What needs to be done – Find each line below containing the word "orderId" and copy it.

BEGIN

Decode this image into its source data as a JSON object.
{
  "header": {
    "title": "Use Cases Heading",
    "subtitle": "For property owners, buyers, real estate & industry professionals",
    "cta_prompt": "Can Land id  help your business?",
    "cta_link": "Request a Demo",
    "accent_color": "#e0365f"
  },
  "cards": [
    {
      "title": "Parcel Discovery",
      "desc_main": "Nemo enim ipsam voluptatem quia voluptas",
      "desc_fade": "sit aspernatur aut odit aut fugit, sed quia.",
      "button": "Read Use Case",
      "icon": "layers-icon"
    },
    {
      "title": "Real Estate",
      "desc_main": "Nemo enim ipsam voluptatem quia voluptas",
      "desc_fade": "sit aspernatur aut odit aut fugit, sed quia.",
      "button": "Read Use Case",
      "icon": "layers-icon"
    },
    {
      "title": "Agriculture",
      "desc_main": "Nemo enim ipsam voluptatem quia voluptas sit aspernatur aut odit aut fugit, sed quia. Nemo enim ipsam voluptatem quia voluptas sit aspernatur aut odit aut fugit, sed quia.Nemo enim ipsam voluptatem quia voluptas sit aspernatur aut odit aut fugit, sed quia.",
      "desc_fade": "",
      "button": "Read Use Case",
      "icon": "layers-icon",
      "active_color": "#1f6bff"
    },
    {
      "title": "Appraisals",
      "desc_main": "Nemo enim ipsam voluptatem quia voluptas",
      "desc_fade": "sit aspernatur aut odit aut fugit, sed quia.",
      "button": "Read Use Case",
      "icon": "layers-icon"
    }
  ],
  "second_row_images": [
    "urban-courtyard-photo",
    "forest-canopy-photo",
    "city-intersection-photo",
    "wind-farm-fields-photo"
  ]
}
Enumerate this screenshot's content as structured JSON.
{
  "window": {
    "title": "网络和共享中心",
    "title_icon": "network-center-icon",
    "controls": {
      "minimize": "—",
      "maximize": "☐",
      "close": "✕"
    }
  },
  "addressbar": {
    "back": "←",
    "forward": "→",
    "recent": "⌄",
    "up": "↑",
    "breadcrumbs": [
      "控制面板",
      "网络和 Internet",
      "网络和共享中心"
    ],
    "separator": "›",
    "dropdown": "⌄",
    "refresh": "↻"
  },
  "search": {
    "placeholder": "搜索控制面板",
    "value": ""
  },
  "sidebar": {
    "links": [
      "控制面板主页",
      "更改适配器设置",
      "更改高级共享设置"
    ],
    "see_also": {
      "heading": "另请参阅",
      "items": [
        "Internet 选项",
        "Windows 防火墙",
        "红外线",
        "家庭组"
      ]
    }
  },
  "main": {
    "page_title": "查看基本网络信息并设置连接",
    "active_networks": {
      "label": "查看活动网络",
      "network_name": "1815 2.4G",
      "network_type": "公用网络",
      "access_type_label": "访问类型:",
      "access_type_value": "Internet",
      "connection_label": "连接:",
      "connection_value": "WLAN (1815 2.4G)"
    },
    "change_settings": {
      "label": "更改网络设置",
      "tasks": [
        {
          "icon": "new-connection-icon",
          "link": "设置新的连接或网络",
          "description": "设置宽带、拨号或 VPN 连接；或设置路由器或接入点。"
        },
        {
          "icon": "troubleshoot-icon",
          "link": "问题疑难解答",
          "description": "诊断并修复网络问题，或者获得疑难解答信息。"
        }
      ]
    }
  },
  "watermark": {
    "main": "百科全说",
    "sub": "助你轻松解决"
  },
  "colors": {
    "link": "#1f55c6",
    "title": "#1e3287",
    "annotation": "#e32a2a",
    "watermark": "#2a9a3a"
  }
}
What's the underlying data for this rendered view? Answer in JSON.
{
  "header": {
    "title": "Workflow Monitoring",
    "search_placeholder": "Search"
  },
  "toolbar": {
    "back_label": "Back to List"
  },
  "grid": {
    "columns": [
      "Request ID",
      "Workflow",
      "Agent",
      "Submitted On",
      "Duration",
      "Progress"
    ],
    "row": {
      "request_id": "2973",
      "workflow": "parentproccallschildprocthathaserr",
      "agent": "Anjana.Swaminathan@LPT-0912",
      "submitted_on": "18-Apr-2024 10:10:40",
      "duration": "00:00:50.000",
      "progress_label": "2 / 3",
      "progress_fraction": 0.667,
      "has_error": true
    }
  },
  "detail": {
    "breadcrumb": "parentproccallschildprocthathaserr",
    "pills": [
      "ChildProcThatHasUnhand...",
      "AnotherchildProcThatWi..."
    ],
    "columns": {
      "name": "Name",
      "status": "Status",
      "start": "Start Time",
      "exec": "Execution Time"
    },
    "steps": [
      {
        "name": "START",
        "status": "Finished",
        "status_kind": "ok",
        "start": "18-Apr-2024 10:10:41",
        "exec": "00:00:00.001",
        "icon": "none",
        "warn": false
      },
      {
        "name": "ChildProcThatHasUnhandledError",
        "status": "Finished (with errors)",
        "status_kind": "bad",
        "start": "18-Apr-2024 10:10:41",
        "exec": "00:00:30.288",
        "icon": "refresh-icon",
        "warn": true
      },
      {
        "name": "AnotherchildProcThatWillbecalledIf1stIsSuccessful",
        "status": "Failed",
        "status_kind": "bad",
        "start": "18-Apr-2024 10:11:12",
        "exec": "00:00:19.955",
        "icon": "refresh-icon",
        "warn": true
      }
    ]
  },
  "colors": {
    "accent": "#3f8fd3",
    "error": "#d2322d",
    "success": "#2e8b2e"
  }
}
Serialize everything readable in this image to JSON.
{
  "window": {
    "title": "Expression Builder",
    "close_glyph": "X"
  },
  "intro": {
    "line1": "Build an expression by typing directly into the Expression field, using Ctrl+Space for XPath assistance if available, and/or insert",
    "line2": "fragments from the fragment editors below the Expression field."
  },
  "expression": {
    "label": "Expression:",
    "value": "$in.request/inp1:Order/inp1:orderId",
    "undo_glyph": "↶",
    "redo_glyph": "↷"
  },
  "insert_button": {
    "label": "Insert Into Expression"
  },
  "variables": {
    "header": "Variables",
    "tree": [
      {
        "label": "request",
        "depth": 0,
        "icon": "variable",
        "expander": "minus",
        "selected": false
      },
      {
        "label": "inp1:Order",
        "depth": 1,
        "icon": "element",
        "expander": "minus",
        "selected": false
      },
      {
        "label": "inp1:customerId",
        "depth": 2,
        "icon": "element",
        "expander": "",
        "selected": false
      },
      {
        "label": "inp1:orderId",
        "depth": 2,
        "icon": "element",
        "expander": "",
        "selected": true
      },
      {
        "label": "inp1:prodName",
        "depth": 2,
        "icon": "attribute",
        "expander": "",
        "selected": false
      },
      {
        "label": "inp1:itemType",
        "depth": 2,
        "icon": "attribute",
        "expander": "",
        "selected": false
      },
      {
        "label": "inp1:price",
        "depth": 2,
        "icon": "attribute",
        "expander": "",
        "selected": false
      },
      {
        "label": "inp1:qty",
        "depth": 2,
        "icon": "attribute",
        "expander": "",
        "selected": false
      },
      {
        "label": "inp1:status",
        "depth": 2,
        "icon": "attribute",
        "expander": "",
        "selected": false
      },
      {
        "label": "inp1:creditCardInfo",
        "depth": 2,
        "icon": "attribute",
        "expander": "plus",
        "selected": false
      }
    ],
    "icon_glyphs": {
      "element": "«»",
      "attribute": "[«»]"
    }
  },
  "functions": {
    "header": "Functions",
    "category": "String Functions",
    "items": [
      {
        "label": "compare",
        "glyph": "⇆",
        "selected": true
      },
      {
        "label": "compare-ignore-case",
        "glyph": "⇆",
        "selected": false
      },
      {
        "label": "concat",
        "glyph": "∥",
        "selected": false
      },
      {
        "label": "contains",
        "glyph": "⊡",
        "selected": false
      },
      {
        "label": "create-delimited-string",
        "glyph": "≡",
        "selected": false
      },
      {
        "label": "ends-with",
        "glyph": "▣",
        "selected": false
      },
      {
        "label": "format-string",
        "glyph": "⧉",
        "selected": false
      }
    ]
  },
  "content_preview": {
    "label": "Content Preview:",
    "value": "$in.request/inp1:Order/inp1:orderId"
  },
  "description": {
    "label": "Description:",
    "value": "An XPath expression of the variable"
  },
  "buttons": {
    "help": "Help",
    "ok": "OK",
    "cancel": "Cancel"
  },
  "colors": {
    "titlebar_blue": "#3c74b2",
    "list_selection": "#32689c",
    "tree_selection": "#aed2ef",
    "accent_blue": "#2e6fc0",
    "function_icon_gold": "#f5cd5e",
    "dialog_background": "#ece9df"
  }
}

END

Solution for this exercise –
    "value": "$in.request/inp1:Order/inp1:orderId",
        "label": "inp1:orderId",
    "value": "$in.request/inp1:Order/inp1:orderId"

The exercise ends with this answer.